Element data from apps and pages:
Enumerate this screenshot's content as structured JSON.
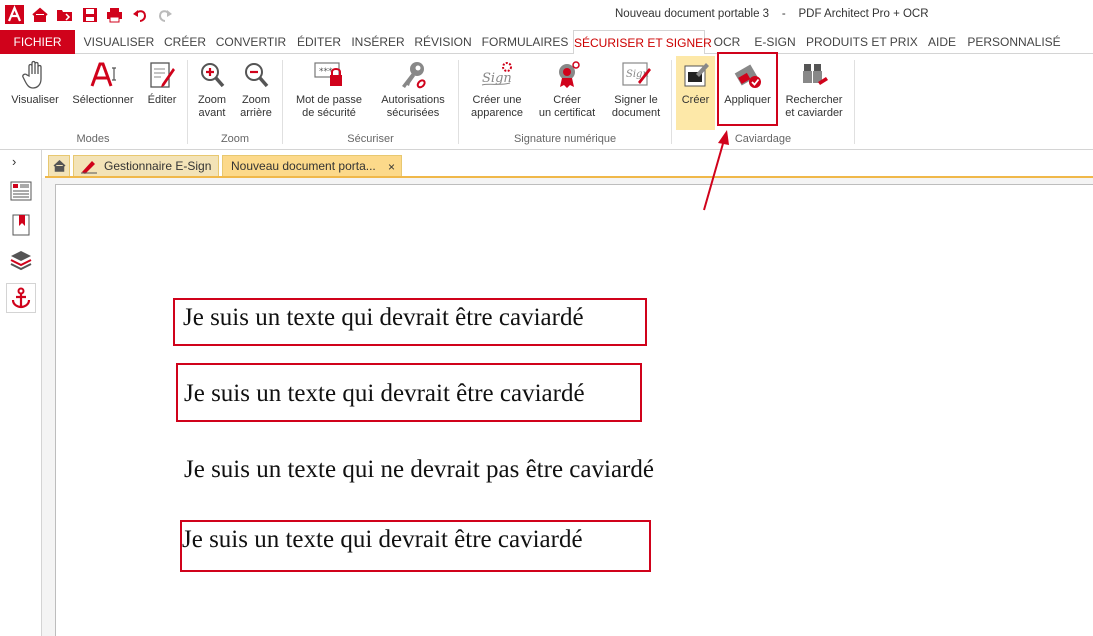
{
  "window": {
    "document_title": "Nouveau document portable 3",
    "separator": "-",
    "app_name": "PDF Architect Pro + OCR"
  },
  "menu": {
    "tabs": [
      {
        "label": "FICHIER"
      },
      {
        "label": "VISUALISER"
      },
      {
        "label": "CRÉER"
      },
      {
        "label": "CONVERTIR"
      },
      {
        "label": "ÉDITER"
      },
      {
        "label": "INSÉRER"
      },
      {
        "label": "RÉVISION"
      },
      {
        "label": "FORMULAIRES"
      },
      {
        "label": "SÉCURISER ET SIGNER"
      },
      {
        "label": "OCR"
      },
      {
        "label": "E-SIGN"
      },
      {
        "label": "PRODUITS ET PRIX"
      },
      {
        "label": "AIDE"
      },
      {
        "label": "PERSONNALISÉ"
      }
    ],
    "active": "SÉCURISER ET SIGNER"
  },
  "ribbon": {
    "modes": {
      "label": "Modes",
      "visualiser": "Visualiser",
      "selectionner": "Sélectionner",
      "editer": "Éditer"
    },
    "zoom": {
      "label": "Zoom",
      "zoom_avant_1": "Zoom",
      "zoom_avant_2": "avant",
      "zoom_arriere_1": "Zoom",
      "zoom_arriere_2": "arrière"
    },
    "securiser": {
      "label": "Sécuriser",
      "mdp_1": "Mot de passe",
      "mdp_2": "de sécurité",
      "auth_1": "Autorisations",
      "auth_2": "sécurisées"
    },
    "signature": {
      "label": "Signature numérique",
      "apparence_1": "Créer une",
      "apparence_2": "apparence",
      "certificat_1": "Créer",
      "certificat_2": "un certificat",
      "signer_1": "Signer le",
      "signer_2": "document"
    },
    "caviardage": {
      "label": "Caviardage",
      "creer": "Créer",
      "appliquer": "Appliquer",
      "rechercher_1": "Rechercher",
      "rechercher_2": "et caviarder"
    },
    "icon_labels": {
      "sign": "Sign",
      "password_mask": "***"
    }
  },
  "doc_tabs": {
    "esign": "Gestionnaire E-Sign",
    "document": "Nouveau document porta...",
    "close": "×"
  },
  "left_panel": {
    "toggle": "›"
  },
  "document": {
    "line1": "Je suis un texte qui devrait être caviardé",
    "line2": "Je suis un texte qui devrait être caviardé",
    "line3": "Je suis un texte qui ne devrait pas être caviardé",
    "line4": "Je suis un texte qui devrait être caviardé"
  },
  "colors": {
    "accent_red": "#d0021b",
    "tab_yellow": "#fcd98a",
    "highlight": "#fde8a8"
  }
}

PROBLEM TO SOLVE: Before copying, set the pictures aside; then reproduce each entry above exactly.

ANSWER SPACE:
Enumerate this screenshot's content as structured JSON.
{
  "window": {
    "document_title": "Nouveau document portable 3",
    "separator": "-",
    "app_name": "PDF Architect Pro + OCR"
  },
  "menu": {
    "tabs": [
      {
        "label": "FICHIER"
      },
      {
        "label": "VISUALISER"
      },
      {
        "label": "CRÉER"
      },
      {
        "label": "CONVERTIR"
      },
      {
        "label": "ÉDITER"
      },
      {
        "label": "INSÉRER"
      },
      {
        "label": "RÉVISION"
      },
      {
        "label": "FORMULAIRES"
      },
      {
        "label": "SÉCURISER ET SIGNER"
      },
      {
        "label": "OCR"
      },
      {
        "label": "E-SIGN"
      },
      {
        "label": "PRODUITS ET PRIX"
      },
      {
        "label": "AIDE"
      },
      {
        "label": "PERSONNALISÉ"
      }
    ],
    "active": "SÉCURISER ET SIGNER"
  },
  "ribbon": {
    "modes": {
      "label": "Modes",
      "visualiser": "Visualiser",
      "selectionner": "Sélectionner",
      "editer": "Éditer"
    },
    "zoom": {
      "label": "Zoom",
      "zoom_avant_1": "Zoom",
      "zoom_avant_2": "avant",
      "zoom_arriere_1": "Zoom",
      "zoom_arriere_2": "arrière"
    },
    "securiser": {
      "label": "Sécuriser",
      "mdp_1": "Mot de passe",
      "mdp_2": "de sécurité",
      "auth_1": "Autorisations",
      "auth_2": "sécurisées"
    },
    "signature": {
      "label": "Signature numérique",
      "apparence_1": "Créer une",
      "apparence_2": "apparence",
      "certificat_1": "Créer",
      "certificat_2": "un certificat",
      "signer_1": "Signer le",
      "signer_2": "document"
    },
    "caviardage": {
      "label": "Caviardage",
      "creer": "Créer",
      "appliquer": "Appliquer",
      "rechercher_1": "Rechercher",
      "rechercher_2": "et caviarder"
    },
    "icon_labels": {
      "sign": "Sign",
      "password_mask": "***"
    }
  },
  "doc_tabs": {
    "esign": "Gestionnaire E-Sign",
    "document": "Nouveau document porta...",
    "close": "×"
  },
  "left_panel": {
    "toggle": "›"
  },
  "document": {
    "line1": "Je suis un texte qui devrait être caviardé",
    "line2": "Je suis un texte qui devrait être caviardé",
    "line3": "Je suis un texte qui ne devrait pas être caviardé",
    "line4": "Je suis un texte qui devrait être caviardé"
  },
  "colors": {
    "accent_red": "#d0021b",
    "tab_yellow": "#fcd98a",
    "highlight": "#fde8a8"
  }
}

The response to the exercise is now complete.